ICA calls for boycott of CMA agency salary survey

Canada’s ad agency association, the Institute of Communication Agencies (ICA), is calling for agencies across the country to boycott a salary survey being conducted by the Canadian Marketing Association.

One of the ICA’s primary concerns is that the agency salary information is “commercially sensitive,” and can be used by marketers, their procurement departments and pitch consultants—which are members of the CMA—to increase downward pressure on agency revenue.

“We want to prevent this commercially sensitive data from impacting the prosperity of the agency sector and the relationship between you as leaders, your team members and your clients,” said ICA president and CEO Scott Knox in an e-mail sent to ICA members and other agency and industry leaders on Thursday evening. The CMA, however, says it is conducting the survey because its agency members asked it to do so.

The ICA produces its own salary survey, but the findings are only shared with the agencies that take part, and it’s up to the leadership of those agencies who sees the information. Speaking to The Message Friday morning, Knox said there is a conflict of interest underlying the CMA survey, because it represents both agencies and clients, as well as recruiters and pitch consultants. On top of that, the CMA has partnered with a media outlet to raise awareness of the survey.  

As associations both representing ad agencies, the ICA and CMA vie for agency membership fees, but that competition is not what is motivating this boycott, said Knox.

“Yeah we are fighting for the agency sliver of the pie for our membership fees, but this is broader than the [ICA]. This compromises the sector,” he said.

Quebec’s agency association initially said it would partner with the CMA on the survey, but confirmed to The Message on Friday that it would no longer take part. “We will collaborate with CMA on future initiatives, but for this year, we will conduct the salary survey with ICA,” said Dominique Villeneuve, president and CEO of the Association of Creative Communications Agencies.

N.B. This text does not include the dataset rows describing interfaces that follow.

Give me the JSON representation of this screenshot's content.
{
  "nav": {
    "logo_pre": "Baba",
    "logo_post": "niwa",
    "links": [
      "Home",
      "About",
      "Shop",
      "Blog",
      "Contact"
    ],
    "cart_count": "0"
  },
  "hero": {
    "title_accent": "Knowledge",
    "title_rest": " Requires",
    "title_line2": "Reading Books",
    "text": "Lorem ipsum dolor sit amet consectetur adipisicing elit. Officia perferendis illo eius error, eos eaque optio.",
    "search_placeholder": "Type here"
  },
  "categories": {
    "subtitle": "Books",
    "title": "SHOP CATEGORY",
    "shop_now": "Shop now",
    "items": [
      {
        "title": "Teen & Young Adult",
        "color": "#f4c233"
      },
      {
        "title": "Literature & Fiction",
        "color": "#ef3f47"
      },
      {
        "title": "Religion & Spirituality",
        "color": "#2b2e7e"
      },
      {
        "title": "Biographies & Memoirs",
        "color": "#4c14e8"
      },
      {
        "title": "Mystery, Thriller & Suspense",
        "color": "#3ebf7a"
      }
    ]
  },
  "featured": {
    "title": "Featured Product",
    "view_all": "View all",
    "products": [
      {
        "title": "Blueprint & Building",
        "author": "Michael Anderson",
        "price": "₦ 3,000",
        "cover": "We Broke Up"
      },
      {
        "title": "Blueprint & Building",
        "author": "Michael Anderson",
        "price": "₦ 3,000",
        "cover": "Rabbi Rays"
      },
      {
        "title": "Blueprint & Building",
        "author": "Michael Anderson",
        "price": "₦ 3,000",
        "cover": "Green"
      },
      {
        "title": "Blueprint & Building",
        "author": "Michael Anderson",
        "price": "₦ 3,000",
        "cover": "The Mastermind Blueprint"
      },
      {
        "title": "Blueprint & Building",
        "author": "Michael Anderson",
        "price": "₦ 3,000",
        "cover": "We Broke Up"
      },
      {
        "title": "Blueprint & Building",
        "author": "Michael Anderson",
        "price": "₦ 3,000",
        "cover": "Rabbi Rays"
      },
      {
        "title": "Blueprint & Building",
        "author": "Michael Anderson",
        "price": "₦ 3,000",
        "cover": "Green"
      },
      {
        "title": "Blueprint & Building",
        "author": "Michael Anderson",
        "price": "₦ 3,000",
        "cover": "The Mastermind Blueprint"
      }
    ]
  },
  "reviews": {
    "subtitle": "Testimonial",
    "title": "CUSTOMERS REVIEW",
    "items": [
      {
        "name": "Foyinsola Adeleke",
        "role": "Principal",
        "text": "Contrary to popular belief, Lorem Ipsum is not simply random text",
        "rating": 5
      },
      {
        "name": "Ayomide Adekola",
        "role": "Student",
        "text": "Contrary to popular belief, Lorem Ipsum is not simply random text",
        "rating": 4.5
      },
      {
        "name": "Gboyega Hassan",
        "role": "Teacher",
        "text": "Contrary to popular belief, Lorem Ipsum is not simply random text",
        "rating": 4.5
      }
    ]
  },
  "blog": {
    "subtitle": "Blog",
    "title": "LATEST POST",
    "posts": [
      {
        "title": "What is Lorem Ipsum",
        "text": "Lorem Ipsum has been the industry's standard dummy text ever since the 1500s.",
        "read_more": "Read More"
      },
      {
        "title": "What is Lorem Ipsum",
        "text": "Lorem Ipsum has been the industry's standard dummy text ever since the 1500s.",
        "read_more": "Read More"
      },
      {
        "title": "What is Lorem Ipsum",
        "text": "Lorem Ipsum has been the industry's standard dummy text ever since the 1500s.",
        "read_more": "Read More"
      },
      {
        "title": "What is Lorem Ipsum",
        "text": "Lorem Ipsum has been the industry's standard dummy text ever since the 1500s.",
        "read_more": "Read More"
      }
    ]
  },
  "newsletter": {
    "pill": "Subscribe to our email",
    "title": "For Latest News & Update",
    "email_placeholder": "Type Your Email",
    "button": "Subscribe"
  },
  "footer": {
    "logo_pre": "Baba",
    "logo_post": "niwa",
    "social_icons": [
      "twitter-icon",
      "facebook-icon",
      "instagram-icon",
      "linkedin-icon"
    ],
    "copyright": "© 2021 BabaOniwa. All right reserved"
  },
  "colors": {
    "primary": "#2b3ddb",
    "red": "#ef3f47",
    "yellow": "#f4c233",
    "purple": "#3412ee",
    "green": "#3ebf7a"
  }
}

The boycott call is in keeping with the ICA’s more assertive tone in recent years to push back on behalf of agencies who feel they are being squeezed by clients to produce more for less compensation—a trend that follows the increased role of procurement departments and aggressive pitch consultants working to cut costs for marketers.

“Procurement departments continue to push agencies, asking for more and more information through the RFP process, including salaries of individuals that work there,” said Knox.

In that context, salary data can be used by marketers and pitch consultants against agencies during a review, he said. “What they are going to do is say ‘Hang on, you are over the average salary for such and such people in your agency,'” said Knox.

With the boycott just announced, it’s unclear how agencies will respond. But one agency president told The Message that they would not take part in the CMA survey. “We do  not need to give the procurement teams any more fuel for the fire,” they said.

CMA president and CEO John Wiltshire told The Message that absolutely will not happen. All information will be strictly confidential,  with only aggregate level data shared with survey respondents and only very high level data shared publicly, including with media.

“All the information is completely confidential. The CMA doesn’t even have access to it. There is no opportunity for any shenanigans,” he said. The survey is being conducted by RK Insights Research.

“All data will be collected and aggregated by RK Insights Research on a confidential basis,” said the CMA email asking agencies to take part. “The CMA and its partners will not have access to individual agencies’ data… All agencies who participate in the survey will receive the top-line report and access to the aggregated details, including results by geographic area and agency size. This information will not be publicly available. Only top-line insights will be shared publicly, with no specific references to individual agencies.”

“We won’t share anything that has the granularity to be of interest to search consultants,” said Wiltshire. “It is not going to have position granularity for sure.”

Asked specifically if average salaries by position will be shared publicly, Wiltshire said they will not. “We’re not going to share that level of data,” he said. “That level of data we will provide to the survey participants, that’s all.”

The CMA only decided to produce the survey because its agency members asked for it, said Wiltshire.

“We have an agency task force, and heads of some of the major agencies in Canada… they prioritized this as something that is absolutely critical to support agencies in terms of developing their business.”

The CMA said its study is “unique because of the number of agencies (versus recruitment firms) expected to participate, the scope of data we will be collecting, and the ability for survey participants to analyze results by region and agency size.”

The questionnaire will include “some controversial topics, including which positions are difficult to fill, gender balance, employee incentives, overtime compensation, compensation ratios, on-boarding protocols and more.”

Despite the ICA’s objections, the CMA will proceed with the survey as intended, said Wiltshire. “We’re just carrying on. We are committed to doing this survey,” he said. “The agency sector is the one that told us to do this, so we’re responding to their request.”


David Brown